What the task needs is every record repeated exactly, nothing more.

*** Data shown Section Begins ***

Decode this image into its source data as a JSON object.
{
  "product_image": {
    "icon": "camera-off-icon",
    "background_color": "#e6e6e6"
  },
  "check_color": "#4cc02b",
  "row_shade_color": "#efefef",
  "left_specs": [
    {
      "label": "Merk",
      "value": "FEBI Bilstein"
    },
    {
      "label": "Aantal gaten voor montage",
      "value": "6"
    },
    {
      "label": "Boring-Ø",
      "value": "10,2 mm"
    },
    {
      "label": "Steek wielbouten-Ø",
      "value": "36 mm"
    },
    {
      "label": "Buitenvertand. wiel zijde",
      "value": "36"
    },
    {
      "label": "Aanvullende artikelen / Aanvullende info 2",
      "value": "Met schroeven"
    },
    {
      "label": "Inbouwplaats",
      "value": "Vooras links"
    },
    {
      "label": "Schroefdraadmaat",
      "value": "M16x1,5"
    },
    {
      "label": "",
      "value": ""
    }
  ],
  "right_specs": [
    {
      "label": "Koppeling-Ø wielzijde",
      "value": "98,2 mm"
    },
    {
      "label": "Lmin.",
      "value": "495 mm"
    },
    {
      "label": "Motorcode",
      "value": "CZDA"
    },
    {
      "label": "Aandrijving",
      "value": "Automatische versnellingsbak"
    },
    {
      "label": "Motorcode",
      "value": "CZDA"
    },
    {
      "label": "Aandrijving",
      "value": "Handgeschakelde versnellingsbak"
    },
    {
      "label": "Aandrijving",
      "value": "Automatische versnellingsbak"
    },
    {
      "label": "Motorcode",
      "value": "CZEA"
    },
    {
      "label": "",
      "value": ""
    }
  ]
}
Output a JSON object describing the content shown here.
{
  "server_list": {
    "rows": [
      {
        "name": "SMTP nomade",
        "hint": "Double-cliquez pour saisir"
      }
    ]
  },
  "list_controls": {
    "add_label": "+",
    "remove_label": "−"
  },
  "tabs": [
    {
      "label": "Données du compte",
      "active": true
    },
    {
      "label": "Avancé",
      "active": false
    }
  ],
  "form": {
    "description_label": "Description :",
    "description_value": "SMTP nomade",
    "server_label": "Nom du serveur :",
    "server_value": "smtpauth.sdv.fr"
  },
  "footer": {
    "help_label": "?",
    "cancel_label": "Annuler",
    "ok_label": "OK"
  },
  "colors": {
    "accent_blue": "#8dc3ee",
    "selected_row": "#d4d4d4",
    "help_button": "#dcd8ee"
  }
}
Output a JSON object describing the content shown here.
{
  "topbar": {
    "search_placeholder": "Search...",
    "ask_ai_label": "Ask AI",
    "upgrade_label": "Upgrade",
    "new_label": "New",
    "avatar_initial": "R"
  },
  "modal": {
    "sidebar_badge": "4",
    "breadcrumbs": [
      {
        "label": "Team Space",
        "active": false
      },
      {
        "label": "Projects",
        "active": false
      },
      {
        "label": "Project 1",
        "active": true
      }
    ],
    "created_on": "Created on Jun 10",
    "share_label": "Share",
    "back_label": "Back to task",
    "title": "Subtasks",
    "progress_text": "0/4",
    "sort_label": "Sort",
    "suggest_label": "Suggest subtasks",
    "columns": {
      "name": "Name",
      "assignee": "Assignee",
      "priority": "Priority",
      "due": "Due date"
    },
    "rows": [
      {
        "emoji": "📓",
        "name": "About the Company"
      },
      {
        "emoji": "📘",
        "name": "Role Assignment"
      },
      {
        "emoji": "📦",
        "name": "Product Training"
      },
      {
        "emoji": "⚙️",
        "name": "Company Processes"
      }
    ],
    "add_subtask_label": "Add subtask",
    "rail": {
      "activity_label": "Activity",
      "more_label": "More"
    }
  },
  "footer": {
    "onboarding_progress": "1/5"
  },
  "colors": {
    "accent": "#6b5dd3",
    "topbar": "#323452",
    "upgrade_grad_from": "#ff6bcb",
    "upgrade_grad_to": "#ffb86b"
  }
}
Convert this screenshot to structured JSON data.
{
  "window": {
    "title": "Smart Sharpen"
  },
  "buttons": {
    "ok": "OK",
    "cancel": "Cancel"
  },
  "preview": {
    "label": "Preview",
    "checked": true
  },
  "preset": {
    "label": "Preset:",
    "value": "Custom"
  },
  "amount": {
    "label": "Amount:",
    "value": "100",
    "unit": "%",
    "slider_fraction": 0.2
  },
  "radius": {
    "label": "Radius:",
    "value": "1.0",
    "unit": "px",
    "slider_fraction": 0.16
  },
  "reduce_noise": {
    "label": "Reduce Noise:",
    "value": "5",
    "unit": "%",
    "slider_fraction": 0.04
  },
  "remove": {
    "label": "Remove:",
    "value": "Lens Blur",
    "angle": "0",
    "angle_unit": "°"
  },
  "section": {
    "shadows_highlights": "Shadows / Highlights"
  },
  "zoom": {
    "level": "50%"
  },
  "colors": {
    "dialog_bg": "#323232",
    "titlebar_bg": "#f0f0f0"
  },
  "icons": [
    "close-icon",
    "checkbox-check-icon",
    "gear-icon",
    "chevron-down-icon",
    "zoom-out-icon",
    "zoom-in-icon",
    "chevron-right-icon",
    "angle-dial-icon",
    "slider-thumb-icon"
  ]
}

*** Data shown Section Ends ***

** Result of this exercise **
Decode this image into its source data as a JSON object.
{
  "product_image": {
    "icon": "camera-off-icon",
    "background_color": "#e6e6e6"
  },
  "check_color": "#4cc02b",
  "row_shade_color": "#efefef",
  "left_specs": [
    {
      "label": "Merk",
      "value": "FEBI Bilstein"
    },
    {
      "label": "Aantal gaten voor montage",
      "value": "6"
    },
    {
      "label": "Boring-Ø",
      "value": "10,2 mm"
    },
    {
      "label": "Steek wielbouten-Ø",
      "value": "36 mm"
    },
    {
      "label": "Buitenvertand. wiel zijde",
      "value": "36"
    },
    {
      "label": "Aanvullende artikelen / Aanvullende info 2",
      "value": "Met schroeven"
    },
    {
      "label": "Inbouwplaats",
      "value": "Vooras links"
    },
    {
      "label": "Schroefdraadmaat",
      "value": "M16x1,5"
    },
    {
      "label": "",
      "value": ""
    }
  ],
  "right_specs": [
    {
      "label": "Koppeling-Ø wielzijde",
      "value": "98,2 mm"
    },
    {
      "label": "Lmin.",
      "value": "495 mm"
    },
    {
      "label": "Motorcode",
      "value": "CZDA"
    },
    {
      "label": "Aandrijving",
      "value": "Automatische versnellingsbak"
    },
    {
      "label": "Motorcode",
      "value": "CZDA"
    },
    {
      "label": "Aandrijving",
      "value": "Handgeschakelde versnellingsbak"
    },
    {
      "label": "Aandrijving",
      "value": "Automatische versnellingsbak"
    },
    {
      "label": "Motorcode",
      "value": "CZEA"
    },
    {
      "label": "",
      "value": ""
    }
  ]
}
Output a JSON object describing the content shown here.
{
  "server_list": {
    "rows": [
      {
        "name": "SMTP nomade",
        "hint": "Double-cliquez pour saisir"
      }
    ]
  },
  "list_controls": {
    "add_label": "+",
    "remove_label": "−"
  },
  "tabs": [
    {
      "label": "Données du compte",
      "active": true
    },
    {
      "label": "Avancé",
      "active": false
    }
  ],
  "form": {
    "description_label": "Description :",
    "description_value": "SMTP nomade",
    "server_label": "Nom du serveur :",
    "server_value": "smtpauth.sdv.fr"
  },
  "footer": {
    "help_label": "?",
    "cancel_label": "Annuler",
    "ok_label": "OK"
  },
  "colors": {
    "accent_blue": "#8dc3ee",
    "selected_row": "#d4d4d4",
    "help_button": "#dcd8ee"
  }
}
Output a JSON object describing the content shown here.
{
  "topbar": {
    "search_placeholder": "Search...",
    "ask_ai_label": "Ask AI",
    "upgrade_label": "Upgrade",
    "new_label": "New",
    "avatar_initial": "R"
  },
  "modal": {
    "sidebar_badge": "4",
    "breadcrumbs": [
      {
        "label": "Team Space",
        "active": false
      },
      {
        "label": "Projects",
        "active": false
      },
      {
        "label": "Project 1",
        "active": true
      }
    ],
    "created_on": "Created on Jun 10",
    "share_label": "Share",
    "back_label": "Back to task",
    "title": "Subtasks",
    "progress_text": "0/4",
    "sort_label": "Sort",
    "suggest_label": "Suggest subtasks",
    "columns": {
      "name": "Name",
      "assignee": "Assignee",
      "priority": "Priority",
      "due": "Due date"
    },
    "rows": [
      {
        "emoji": "📓",
        "name": "About the Company"
      },
      {
        "emoji": "📘",
        "name": "Role Assignment"
      },
      {
        "emoji": "📦",
        "name": "Product Training"
      },
      {
        "emoji": "⚙️",
        "name": "Company Processes"
      }
    ],
    "add_subtask_label": "Add subtask",
    "rail": {
      "activity_label": "Activity",
      "more_label": "More"
    }
  },
  "footer": {
    "onboarding_progress": "1/5"
  },
  "colors": {
    "accent": "#6b5dd3",
    "topbar": "#323452",
    "upgrade_grad_from": "#ff6bcb",
    "upgrade_grad_to": "#ffb86b"
  }
}
Convert this screenshot to structured JSON data.
{
  "window": {
    "title": "Smart Sharpen"
  },
  "buttons": {
    "ok": "OK",
    "cancel": "Cancel"
  },
  "preview": {
    "label": "Preview",
    "checked": true
  },
  "preset": {
    "label": "Preset:",
    "value": "Custom"
  },
  "amount": {
    "label": "Amount:",
    "value": "100",
    "unit": "%",
    "slider_fraction": 0.2
  },
  "radius": {
    "label": "Radius:",
    "value": "1.0",
    "unit": "px",
    "slider_fraction": 0.16
  },
  "reduce_noise": {
    "label": "Reduce Noise:",
    "value": "5",
    "unit": "%",
    "slider_fraction": 0.04
  },
  "remove": {
    "label": "Remove:",
    "value": "Lens Blur",
    "angle": "0",
    "angle_unit": "°"
  },
  "section": {
    "shadows_highlights": "Shadows / Highlights"
  },
  "zoom": {
    "level": "50%"
  },
  "colors": {
    "dialog_bg": "#323232",
    "titlebar_bg": "#f0f0f0"
  },
  "icons": [
    "close-icon",
    "checkbox-check-icon",
    "gear-icon",
    "chevron-down-icon",
    "zoom-out-icon",
    "zoom-in-icon",
    "chevron-right-icon",
    "angle-dial-icon",
    "slider-thumb-icon"
  ]
}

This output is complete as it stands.